I was pleased to see the mention of Lucius Beebe. He's a wonderful example of the cafe society which was passing away as Claiborne arrived.
What is most striking, though, are the head-snapping juxtapositions of linen and linoleum. In one column, Claiborne recommended both a Neapolitan pizzeria and the Colony, the hive of society where Sirio Maccioni studied the art of seating arrangements. In another, Claiborne praised the kitchen at La Côte Basque but had more to say about the food at Chock Full o’ Nuts: “There are more than 30 of these first-class establishments in New York. They are neat as a whistle and the sandwiches and pastries are of a high order.”
Readers who questioned whether Claiborne really put such different genres of dining on an equal footing would learn the answer the day he began handing out stars.
In a basement near Battery Park, Jimmy’s Greek American Restaurant prepared moussaka and braised lamb for lunch customers who served themselves by walking right into the kitchen. Claiborne gave the place two stars.

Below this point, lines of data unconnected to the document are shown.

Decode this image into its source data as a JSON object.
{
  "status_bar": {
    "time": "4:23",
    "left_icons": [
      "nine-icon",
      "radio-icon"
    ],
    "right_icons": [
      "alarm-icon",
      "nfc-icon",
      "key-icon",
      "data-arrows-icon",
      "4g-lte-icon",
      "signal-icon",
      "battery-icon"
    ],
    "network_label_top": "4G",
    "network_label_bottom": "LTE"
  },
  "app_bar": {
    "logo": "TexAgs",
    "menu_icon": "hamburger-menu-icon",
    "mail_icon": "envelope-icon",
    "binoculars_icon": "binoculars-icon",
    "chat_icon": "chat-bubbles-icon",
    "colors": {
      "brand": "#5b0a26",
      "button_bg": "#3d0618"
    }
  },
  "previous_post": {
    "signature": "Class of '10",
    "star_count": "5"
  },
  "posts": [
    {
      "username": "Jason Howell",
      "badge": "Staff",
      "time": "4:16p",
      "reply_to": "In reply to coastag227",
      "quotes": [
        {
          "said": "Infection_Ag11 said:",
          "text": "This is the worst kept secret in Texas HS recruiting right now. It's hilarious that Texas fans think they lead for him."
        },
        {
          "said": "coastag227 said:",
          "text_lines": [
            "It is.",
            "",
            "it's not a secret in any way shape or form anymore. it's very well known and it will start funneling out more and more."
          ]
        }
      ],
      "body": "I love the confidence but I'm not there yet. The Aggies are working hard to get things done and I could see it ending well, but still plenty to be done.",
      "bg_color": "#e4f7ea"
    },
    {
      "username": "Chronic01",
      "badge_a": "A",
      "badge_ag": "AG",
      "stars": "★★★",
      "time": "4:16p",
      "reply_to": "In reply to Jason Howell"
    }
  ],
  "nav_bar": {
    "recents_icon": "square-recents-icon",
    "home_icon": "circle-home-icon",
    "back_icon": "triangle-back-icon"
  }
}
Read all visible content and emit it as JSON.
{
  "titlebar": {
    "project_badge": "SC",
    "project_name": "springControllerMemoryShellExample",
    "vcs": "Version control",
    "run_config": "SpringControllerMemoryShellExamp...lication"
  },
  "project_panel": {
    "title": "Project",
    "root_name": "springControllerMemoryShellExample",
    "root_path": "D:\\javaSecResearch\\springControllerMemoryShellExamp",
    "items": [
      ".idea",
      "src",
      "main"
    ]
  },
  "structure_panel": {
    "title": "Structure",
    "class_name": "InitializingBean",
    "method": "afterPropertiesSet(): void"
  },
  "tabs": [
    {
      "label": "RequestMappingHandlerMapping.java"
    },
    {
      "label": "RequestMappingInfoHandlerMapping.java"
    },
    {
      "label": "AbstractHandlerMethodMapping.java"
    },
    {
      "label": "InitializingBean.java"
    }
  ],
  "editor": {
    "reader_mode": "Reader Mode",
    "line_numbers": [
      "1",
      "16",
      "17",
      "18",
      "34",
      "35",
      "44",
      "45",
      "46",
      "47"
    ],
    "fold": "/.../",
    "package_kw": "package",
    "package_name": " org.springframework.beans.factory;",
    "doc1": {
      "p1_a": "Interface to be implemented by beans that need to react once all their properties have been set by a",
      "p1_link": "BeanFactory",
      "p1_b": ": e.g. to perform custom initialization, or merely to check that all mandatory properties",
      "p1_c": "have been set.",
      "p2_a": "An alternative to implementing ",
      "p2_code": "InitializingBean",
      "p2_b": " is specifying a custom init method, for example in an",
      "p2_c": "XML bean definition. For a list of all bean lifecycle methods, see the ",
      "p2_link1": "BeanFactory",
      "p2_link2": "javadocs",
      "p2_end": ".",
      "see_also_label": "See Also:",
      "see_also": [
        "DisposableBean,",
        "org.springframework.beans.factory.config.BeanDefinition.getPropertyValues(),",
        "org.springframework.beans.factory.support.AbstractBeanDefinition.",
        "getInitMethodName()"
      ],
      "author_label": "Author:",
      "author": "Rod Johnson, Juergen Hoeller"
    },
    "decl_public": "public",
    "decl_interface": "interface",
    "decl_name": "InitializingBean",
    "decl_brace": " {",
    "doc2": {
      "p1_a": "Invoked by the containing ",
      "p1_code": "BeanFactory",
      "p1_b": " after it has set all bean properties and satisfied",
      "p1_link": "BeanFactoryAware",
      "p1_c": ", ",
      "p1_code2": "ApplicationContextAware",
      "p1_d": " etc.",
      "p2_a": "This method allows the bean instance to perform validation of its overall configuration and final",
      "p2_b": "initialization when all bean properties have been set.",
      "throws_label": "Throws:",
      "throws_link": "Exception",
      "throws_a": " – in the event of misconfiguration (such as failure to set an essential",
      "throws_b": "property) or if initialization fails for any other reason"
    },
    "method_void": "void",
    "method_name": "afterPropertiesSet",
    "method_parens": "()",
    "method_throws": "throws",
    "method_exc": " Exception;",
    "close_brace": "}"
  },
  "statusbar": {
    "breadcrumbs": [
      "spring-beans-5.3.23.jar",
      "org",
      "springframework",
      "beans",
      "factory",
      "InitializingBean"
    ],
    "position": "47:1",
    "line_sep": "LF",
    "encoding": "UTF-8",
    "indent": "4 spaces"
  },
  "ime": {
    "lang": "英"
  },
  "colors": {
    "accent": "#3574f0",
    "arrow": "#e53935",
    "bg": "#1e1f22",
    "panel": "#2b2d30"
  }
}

Claiborne’s reviews were just one part of that model. He wrote about changing tastes in the White House kitchen, stood by the stove with home cooks who showed him how to prepare tortillas, and reported on the rise of nouvelle cuisine in France. He traveled, most famously to Paris for a $4,000 dinner that he wrote up on the front page, but to more far-flung locales, too.
“I think people were sort of astonished when he did things like he went to Vietnam during the war and sat there within the sound of gunfire, and discovered things like shrimp on a stick,” said Mr. McNamee, Claiborne’s biographer. “He was able to go to Alaska and eat blubber and moose liver and write about it in this strange trance. He seems to take everything in stride. I think this sort of nervelessness helped him bring people around to just trying anything.”

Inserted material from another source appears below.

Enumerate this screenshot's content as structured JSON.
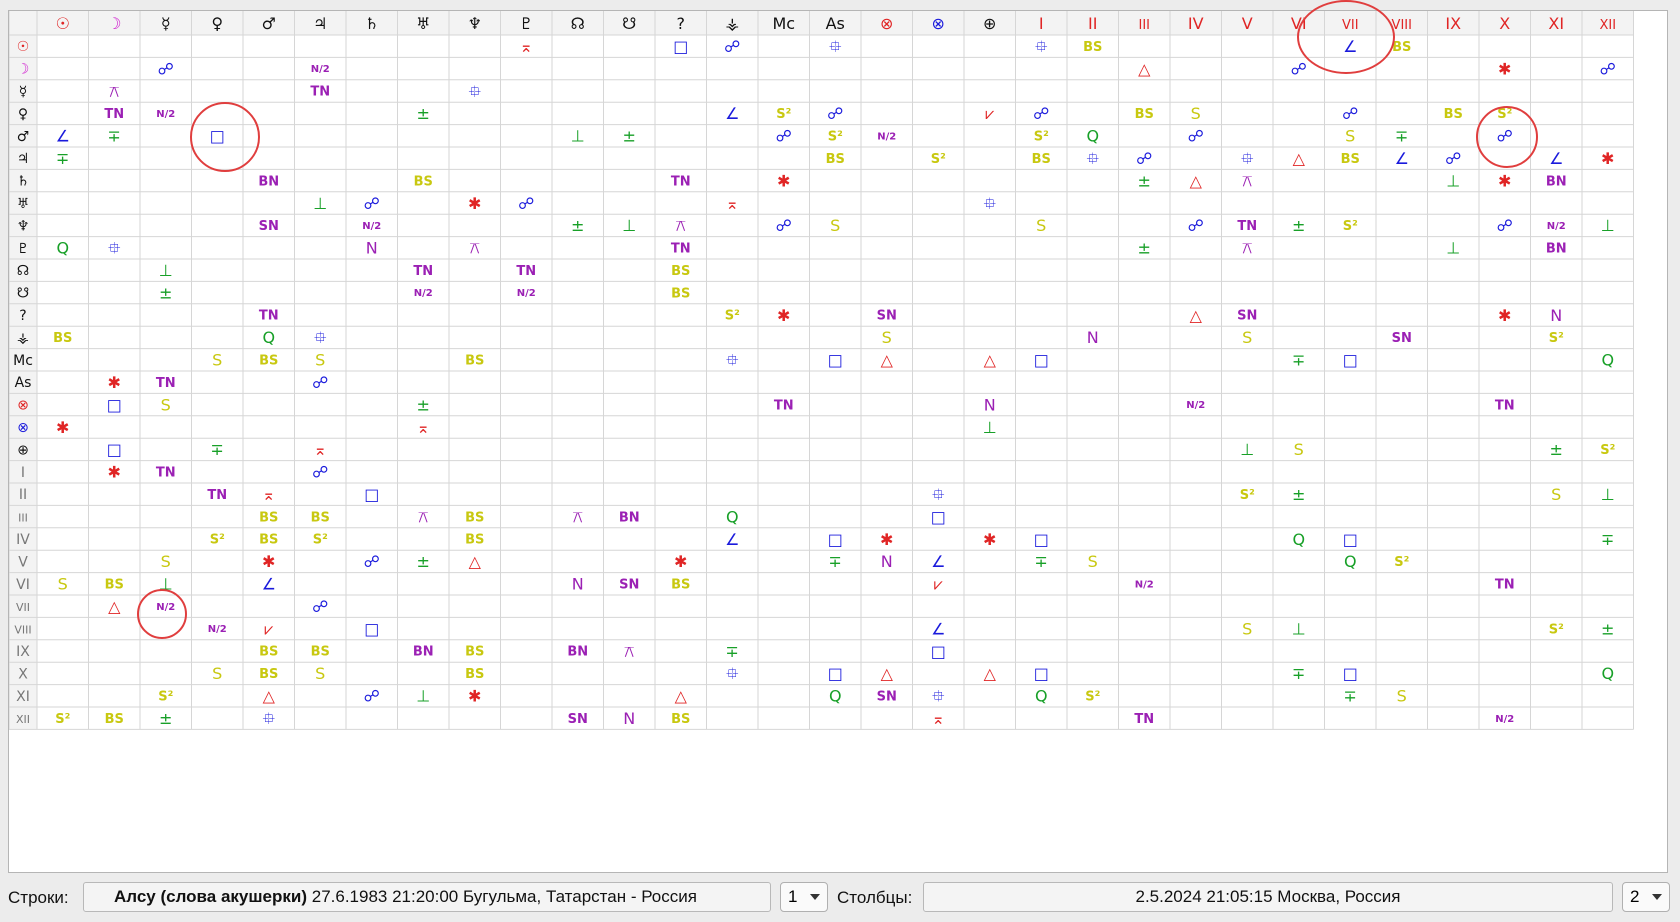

If every meal could be critiqued, even a doughnut at the counter of Chock Full o’ Nuts, then everybody could be a critic. Followed far enough, this road leads to Yelp. But it also leads to thousands of Americans treating each meal not as mere nourishment, and not as a reinforcement of social status, but as a chance to taste something new and wonderful.
Influential as he became, Claiborne seemed not to enjoy his power, or much else about the job. “At times I didn’t give a damn if all the restaurants in Manhattan were shoved into the East River and perished,” he wrote in his memoir. “Toward the end of my days as restaurant critic, I found myself increasingly indulging in drink, the better to endure another evening of dining out.”